GOAL OF THE EXERCISE: Scan the material and copy out each line where the word "红杏酒家多厨子" occurs.

EXCERPTED RECORDS:
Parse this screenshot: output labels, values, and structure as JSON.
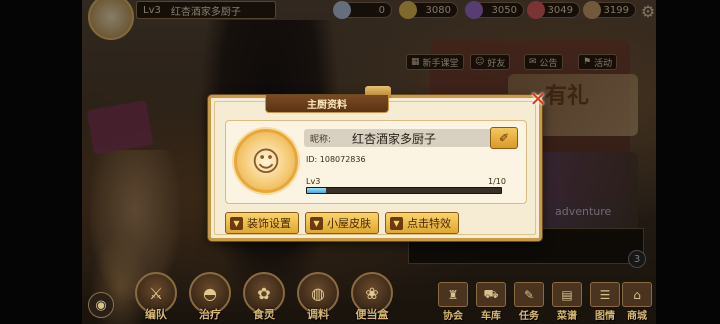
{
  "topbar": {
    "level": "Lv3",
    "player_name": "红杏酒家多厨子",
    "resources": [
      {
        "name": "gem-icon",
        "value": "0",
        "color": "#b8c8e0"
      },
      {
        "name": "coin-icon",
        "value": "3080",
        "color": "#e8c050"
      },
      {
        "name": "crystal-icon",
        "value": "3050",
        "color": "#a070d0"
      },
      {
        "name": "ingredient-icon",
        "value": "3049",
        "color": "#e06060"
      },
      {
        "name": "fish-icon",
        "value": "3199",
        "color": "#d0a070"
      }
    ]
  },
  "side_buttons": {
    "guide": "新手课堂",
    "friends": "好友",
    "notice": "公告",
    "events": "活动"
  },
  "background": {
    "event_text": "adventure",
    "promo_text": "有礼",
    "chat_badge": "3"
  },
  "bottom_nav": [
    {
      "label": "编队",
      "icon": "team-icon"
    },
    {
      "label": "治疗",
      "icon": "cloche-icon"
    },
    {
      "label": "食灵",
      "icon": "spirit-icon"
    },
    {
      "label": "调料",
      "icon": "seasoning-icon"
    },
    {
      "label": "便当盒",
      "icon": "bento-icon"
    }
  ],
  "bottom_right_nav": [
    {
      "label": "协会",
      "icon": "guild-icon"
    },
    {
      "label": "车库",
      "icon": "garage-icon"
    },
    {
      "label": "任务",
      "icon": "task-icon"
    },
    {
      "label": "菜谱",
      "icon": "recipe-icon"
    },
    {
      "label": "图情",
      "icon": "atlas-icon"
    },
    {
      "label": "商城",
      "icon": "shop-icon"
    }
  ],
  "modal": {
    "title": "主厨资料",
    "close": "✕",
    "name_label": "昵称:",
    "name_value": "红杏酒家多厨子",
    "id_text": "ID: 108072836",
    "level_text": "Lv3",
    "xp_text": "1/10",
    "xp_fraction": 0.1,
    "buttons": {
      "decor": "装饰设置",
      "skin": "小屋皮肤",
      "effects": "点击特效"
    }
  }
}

RESULT BELOW:
    "player_name": "红杏酒家多厨子",
    "name_value": "红杏酒家多厨子",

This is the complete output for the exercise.